A Turkish court on Tuesday ordered that six human rights activists including Amnesty International’s Turkey director remain in custody for allegedly aiding a “terror” group, in a case the rights watchdog called a “travesty of justice.”
Idil Eser, head of Amnesty in Turkey, was detained on July 5 with seven activists and two foreign trainers during a digital security and information management workshop on an island south of Istanbul. “Six were remanded in custody and four released on judicial control,” Amnesty’s Turkey researcher Andrew Gardner told AFP.
Prosecutors accuse them of “committing a crime in the name of a terror organization without being a member,” he said. Their detention sparked international alarm and amplified fears of declining freedom of expression under President Recep Tayyip Erdogan.

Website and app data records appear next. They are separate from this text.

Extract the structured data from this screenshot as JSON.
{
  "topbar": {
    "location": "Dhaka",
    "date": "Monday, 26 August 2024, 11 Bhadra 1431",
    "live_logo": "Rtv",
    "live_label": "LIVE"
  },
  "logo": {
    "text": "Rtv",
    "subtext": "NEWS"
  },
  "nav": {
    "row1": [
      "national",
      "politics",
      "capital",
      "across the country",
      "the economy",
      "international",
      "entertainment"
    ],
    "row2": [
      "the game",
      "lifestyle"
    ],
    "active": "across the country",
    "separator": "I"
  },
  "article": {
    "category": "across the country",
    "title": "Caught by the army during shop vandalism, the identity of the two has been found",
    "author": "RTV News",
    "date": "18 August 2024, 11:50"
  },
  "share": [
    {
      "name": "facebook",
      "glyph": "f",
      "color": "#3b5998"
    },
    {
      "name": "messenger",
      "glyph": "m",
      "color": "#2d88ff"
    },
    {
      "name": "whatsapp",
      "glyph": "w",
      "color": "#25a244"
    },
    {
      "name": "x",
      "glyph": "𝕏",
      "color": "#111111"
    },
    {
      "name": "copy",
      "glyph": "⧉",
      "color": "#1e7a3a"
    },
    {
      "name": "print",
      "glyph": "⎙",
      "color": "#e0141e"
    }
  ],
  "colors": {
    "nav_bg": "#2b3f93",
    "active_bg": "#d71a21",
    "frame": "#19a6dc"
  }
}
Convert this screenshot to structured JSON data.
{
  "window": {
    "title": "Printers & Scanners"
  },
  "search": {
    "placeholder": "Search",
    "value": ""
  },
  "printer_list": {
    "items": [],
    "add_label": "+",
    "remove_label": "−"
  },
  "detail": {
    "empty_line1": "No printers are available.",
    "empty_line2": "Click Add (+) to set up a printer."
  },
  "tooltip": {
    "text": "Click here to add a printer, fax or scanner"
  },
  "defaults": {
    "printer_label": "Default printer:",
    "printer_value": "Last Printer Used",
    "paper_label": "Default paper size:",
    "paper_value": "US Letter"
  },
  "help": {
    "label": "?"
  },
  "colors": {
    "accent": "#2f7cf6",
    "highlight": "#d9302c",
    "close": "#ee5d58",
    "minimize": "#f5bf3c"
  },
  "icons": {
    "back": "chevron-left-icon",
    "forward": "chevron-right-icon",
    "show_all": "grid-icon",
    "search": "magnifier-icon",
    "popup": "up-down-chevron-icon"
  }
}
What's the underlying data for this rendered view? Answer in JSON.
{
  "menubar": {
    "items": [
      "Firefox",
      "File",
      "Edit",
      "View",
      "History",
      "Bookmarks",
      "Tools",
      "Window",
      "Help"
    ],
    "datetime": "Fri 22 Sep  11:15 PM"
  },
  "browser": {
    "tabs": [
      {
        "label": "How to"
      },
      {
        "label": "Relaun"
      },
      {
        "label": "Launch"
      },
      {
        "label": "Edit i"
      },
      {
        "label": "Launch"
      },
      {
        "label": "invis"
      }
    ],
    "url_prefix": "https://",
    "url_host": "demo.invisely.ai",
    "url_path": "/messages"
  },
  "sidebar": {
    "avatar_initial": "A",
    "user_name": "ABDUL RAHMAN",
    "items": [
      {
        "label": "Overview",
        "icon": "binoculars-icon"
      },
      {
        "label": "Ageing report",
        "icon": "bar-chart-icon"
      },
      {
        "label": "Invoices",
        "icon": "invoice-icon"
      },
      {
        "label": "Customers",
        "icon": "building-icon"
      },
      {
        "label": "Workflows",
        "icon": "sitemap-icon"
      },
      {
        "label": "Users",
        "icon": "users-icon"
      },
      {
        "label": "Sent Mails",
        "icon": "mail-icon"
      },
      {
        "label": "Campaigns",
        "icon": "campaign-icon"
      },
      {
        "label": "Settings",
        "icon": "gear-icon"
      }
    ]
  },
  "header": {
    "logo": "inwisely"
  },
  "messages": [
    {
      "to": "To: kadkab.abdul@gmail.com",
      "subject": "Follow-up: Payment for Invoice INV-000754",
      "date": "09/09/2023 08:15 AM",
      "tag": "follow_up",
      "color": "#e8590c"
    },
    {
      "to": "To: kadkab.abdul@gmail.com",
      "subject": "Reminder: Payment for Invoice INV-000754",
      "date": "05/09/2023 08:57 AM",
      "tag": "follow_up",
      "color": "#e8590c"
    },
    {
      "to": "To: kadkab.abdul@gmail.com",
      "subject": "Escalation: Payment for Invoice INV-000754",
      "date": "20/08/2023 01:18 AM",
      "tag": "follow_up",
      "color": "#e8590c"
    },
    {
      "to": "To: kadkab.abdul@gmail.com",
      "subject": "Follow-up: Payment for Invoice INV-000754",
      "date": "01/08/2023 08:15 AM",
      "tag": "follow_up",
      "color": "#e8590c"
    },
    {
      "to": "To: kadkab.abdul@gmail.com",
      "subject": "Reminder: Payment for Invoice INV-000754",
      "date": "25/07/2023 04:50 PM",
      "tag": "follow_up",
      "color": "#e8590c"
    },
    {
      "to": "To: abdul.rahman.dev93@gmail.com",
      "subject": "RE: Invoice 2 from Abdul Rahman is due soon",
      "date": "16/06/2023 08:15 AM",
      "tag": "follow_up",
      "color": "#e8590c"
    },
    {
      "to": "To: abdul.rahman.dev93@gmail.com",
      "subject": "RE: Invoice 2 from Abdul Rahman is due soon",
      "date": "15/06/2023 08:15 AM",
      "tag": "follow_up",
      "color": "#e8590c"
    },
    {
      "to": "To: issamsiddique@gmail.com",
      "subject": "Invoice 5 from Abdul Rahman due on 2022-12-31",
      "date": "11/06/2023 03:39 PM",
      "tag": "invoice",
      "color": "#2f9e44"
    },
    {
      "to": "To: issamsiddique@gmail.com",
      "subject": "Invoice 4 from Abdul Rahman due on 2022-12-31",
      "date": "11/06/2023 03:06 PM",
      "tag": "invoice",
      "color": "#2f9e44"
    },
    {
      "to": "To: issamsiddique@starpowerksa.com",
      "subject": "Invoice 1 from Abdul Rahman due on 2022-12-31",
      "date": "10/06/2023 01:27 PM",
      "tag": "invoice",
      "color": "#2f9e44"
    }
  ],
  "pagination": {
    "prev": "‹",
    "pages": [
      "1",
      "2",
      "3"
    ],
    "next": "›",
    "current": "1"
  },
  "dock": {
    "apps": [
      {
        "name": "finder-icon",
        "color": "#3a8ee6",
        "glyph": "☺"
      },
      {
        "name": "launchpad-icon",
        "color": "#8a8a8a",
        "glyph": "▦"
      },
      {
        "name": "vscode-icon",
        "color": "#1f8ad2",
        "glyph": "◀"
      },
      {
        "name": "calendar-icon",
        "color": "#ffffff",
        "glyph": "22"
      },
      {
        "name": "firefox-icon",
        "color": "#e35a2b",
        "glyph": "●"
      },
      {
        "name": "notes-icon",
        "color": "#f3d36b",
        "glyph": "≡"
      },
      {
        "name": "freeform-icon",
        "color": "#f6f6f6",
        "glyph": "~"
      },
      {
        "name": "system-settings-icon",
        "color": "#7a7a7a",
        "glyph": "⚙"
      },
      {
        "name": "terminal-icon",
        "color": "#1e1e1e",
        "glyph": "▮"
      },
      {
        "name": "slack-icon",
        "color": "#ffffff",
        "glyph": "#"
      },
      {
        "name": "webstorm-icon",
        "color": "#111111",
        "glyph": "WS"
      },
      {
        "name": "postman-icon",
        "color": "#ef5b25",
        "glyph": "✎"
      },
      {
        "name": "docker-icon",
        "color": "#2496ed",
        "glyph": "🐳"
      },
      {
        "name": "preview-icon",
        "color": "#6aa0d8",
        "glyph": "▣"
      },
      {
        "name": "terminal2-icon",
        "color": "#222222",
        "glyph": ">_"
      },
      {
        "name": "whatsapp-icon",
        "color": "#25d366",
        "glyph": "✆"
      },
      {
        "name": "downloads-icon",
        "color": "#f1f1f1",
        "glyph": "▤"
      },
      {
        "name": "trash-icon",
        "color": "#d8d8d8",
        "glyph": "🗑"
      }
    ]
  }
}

The ruling came a day after the activists, who have not yet been formally charged, gave statements to prosecutors at an Istanbul court for the first time since their detention.
Eight of the 10 initially detained are Turkish rights activists, including Ilknur Ustun of the Women’s Coalition and Veli Acu of the Human Rights Agenda Association. The other two are a German and a Swede who were leading the digital information workshop and they remain in pre-trial detention.

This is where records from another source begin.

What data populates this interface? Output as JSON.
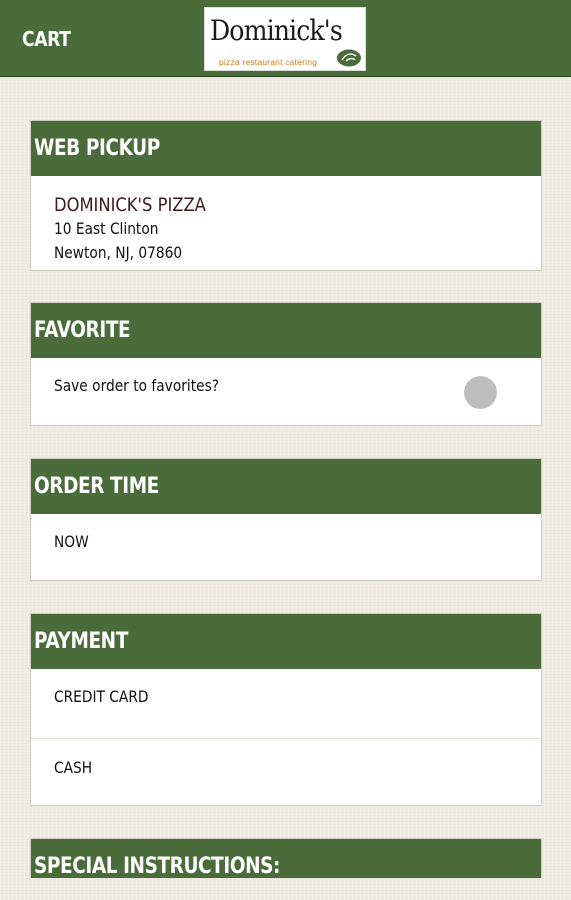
{
  "topbar": {
    "title": "CART",
    "logo": {
      "name": "Dominick's",
      "tagline": "pizza restaurant catering",
      "colors": {
        "bar": "#4a6b3a",
        "tagline": "#cc7a1a"
      }
    }
  },
  "pickup": {
    "header": "WEB PICKUP",
    "store_name": "DOMINICK'S PIZZA",
    "address_line1": "10 East Clinton",
    "address_line2": "Newton, NJ, 07860"
  },
  "favorite": {
    "header": "FAVORITE",
    "prompt": "Save order to favorites?",
    "toggle_on": false
  },
  "order_time": {
    "header": "ORDER TIME",
    "value": "NOW"
  },
  "payment": {
    "header": "PAYMENT",
    "options": [
      "CREDIT CARD",
      "CASH"
    ]
  },
  "special": {
    "header": "SPECIAL INSTRUCTIONS:"
  },
  "colors": {
    "accent": "#4a6b3a",
    "background": "#eeebe0",
    "toggle_off": "#bdbdbd"
  }
}
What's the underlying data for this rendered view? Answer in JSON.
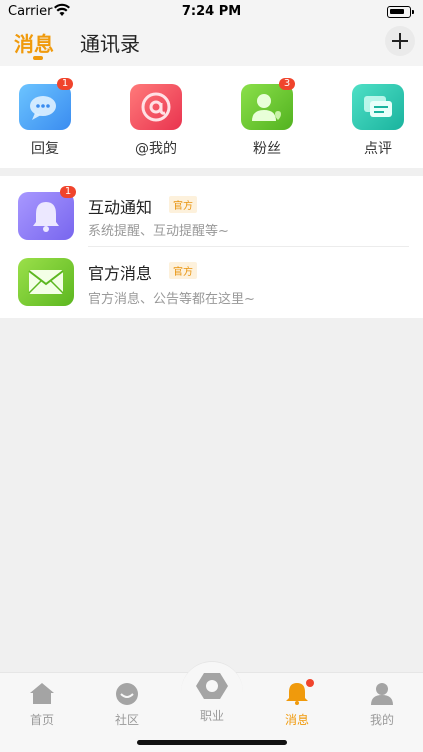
{
  "status_bar": {
    "carrier": "Carrier",
    "time": "7:24 PM"
  },
  "header": {
    "tabs": [
      {
        "label": "消息",
        "active": true
      },
      {
        "label": "通讯录",
        "active": false
      }
    ]
  },
  "quick_actions": [
    {
      "label": "回复",
      "icon": "chat-bubble-icon",
      "badge": "1",
      "color": "#4aa6f2"
    },
    {
      "label": "@我的",
      "icon": "at-sign-icon",
      "badge": "",
      "color": "#f25565"
    },
    {
      "label": "粉丝",
      "icon": "follower-icon",
      "badge": "3",
      "color": "#72c93a"
    },
    {
      "label": "点评",
      "icon": "comment-icon",
      "badge": "",
      "color": "#2fc7b5"
    }
  ],
  "messages": [
    {
      "title": "互动通知",
      "tag": "官方",
      "subtitle": "系统提醒、互动提醒等~",
      "badge": "1",
      "icon": "bell-icon",
      "color": "#8b7cf3"
    },
    {
      "title": "官方消息",
      "tag": "官方",
      "subtitle": "官方消息、公告等都在这里~",
      "badge": "",
      "icon": "envelope-icon",
      "color": "#7cc936"
    }
  ],
  "tabbar": [
    {
      "label": "首页",
      "icon": "home-icon",
      "active": false
    },
    {
      "label": "社区",
      "icon": "community-icon",
      "active": false
    },
    {
      "label": "职业",
      "icon": "career-icon",
      "active": false
    },
    {
      "label": "消息",
      "icon": "bell-icon",
      "active": true
    },
    {
      "label": "我的",
      "icon": "profile-icon",
      "active": false
    }
  ],
  "colors": {
    "accent": "#f09a0c",
    "badge": "#f0442c"
  }
}
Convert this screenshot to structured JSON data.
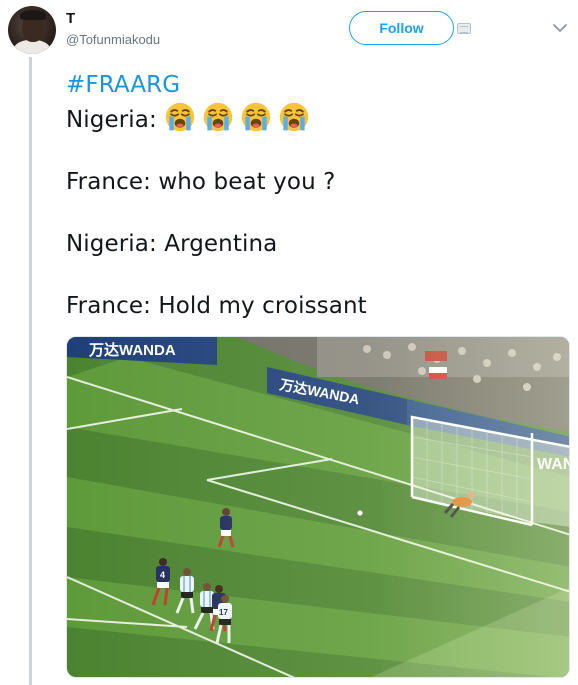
{
  "user": {
    "name": "T",
    "handle": "@Tofunmiakodu"
  },
  "follow_button": {
    "label": "Follow"
  },
  "tweet": {
    "hashtag": "#FRAARG",
    "line_nigeria_1": "Nigeria: ",
    "line_france_1": "France: who beat you ?",
    "line_nigeria_2": "Nigeria: Argentina",
    "line_france_2": "France: Hold my croissant",
    "emoji_count": 4,
    "emoji_name": "loudly-crying-face"
  },
  "media": {
    "ad_boards": [
      "万达WANDA",
      "万达WANDA",
      "WANDA"
    ],
    "player_numbers": [
      "4",
      "17"
    ]
  },
  "colors": {
    "link": "#1b95e0",
    "follow": "#1da1f2",
    "handle": "#657786",
    "pitch_light": "#5e9a3a",
    "pitch_dark": "#4b8330"
  }
}
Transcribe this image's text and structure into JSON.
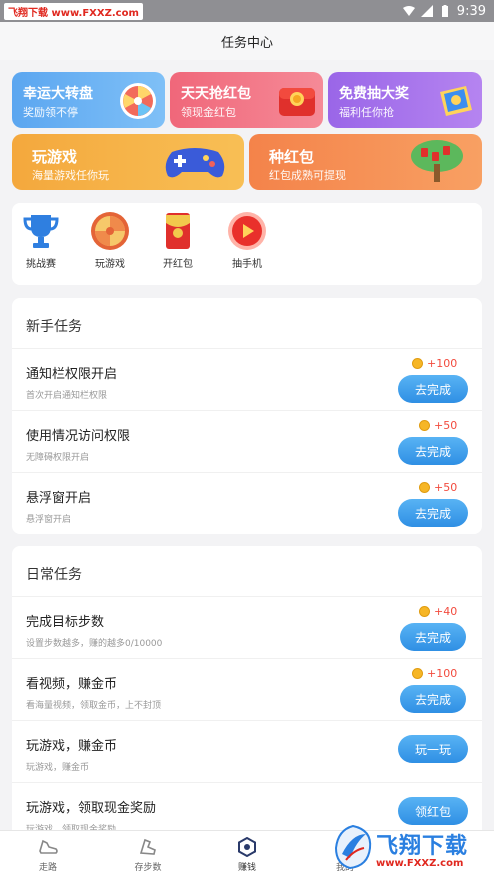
{
  "status_bar": {
    "watermark": "飞翔下载 www.FXXZ.com",
    "time": "9:39"
  },
  "header": {
    "title": "任务中心"
  },
  "banners": [
    {
      "title": "幸运大转盘",
      "subtitle": "奖励领不停"
    },
    {
      "title": "天天抢红包",
      "subtitle": "领现金红包"
    },
    {
      "title": "免费抽大奖",
      "subtitle": "福利任你抢"
    },
    {
      "title": "玩游戏",
      "subtitle": "海量游戏任你玩"
    },
    {
      "title": "种红包",
      "subtitle": "红包成熟可提现"
    }
  ],
  "quick_icons": [
    {
      "label": "挑战赛",
      "icon": "trophy-icon"
    },
    {
      "label": "玩游戏",
      "icon": "wheel-icon"
    },
    {
      "label": "开红包",
      "icon": "red-packet-icon"
    },
    {
      "label": "抽手机",
      "icon": "play-circle-icon"
    }
  ],
  "newbie": {
    "title": "新手任务",
    "tasks": [
      {
        "title": "通知栏权限开启",
        "desc": "首次开启通知栏权限",
        "reward": "+100",
        "button": "去完成"
      },
      {
        "title": "使用情况访问权限",
        "desc": "无障碍权限开启",
        "reward": "+50",
        "button": "去完成"
      },
      {
        "title": "悬浮窗开启",
        "desc": "悬浮窗开启",
        "reward": "+50",
        "button": "去完成"
      }
    ]
  },
  "daily": {
    "title": "日常任务",
    "tasks": [
      {
        "title": "完成目标步数",
        "desc": "设置步数越多，赚的越多0/10000",
        "reward": "+40",
        "button": "去完成"
      },
      {
        "title": "看视频，赚金币",
        "desc": "看海量视频，领取金币，上不封顶",
        "reward": "+100",
        "button": "去完成"
      },
      {
        "title": "玩游戏，赚金币",
        "desc": "玩游戏，赚金币",
        "reward": "",
        "button": "玩一玩"
      },
      {
        "title": "玩游戏，领取现金奖励",
        "desc": "玩游戏，领取现金奖励",
        "reward": "",
        "button": "领红包"
      }
    ]
  },
  "bottom_nav": [
    {
      "label": "走路",
      "icon": "shoe-icon"
    },
    {
      "label": "存步数",
      "icon": "footprint-icon"
    },
    {
      "label": "赚钱",
      "icon": "coin-hex-icon"
    },
    {
      "label": "我的",
      "icon": "user-icon"
    }
  ],
  "watermark_logo": {
    "text": "飞翔下载",
    "url": "www.FXXZ.com"
  },
  "colors": {
    "accent_blue": "#2f8fe4",
    "reward_red": "#f24b3e",
    "coin": "#f6b626"
  }
}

Berlin slammed as “unjustified” the detention of the German national. “We stand in solidarity with Peter Steudtner whose detention in Turkey is unjustified and will advocate for him on all levels,” Chancellor Angela Merkel’s spokesman Steffen Seibert tweeted.
The German foreign ministry issued a separate statement condemning the detention of the six activists, calling for their “quick release from custody.”
“Linking a fighter and spokesman for human rights and democracy like Peter Steudtner to supporters of terrorists is wrong,” a ministry spokeswoman said in a statement. Sweden’s foreign ministry was “concerned by the detention of a Swedish national,” a spokesman told AFP, adding: “We are looking into the accusations.”
Gardner said the court verdict was a “shocking travesty of justice.”
“It is politically motivated targeting not just of these six human rights defenders who have been remanded in pre-trial prison custody but it is taking aim at Turkey’s entire human rights movement,” he told AFP. “What we’ve learnt today is that defending human rights has become a crime in Turkey,” Gardner said. “This decision cannot be allowed to stand.”
Turkey’s leader said this month the activists were detained on a tip-off they were working against the government, comparing them to those involved in a failed coup in July last year. Gardner earlier said the meeting had been a “routine” workshop and there was nothing suspicious about it.
“What is absolutely crystal clear, 100 percent clear is this was a routine human rights workshop—the sort of workshop that happens all over Turkey, in fact the sort of workshop that happens all over the world,” he said.
Amnesty International called on world leaders to pressure Turkey into releasing the activists, saying the country was turning “increasingly rogue.”
John Dalhuisen, Europe chief for the global human rights watchdog, told AFP in London that the accusations against the activists including Amnesty’s Turkey director were “palpably absurd.”
“The Turkish prosecutor knows it, the judges know it, the Turkish government knows it and foreign governments know it as well,” he said. “The international community needs to be engaging with Turkey and articulating this relationship with Turkey as what it is: a relationship with an increasingly rogue and unreliable partner,” he said.
Turkish authorities have launched a massive crackdown on people suspected of links to a movement led by U.S.-based Muslim preacher Fethullah Gulen, who denies Ankara’s accusations of masterminding the attempted power grab.
Amnesty International’s Turkey chair Taner Kilic was also arrested last month, accused of links to Gulen. More than 50,000 people have been jailed and over 100,000 including judges, teachers, police and other state servants have been dismissed.
Gardner said before the court ruling that country director Eser remained “in good spirits.”
“She sent messages that as soon as she is released she wants to carry on from where she left off,” he said.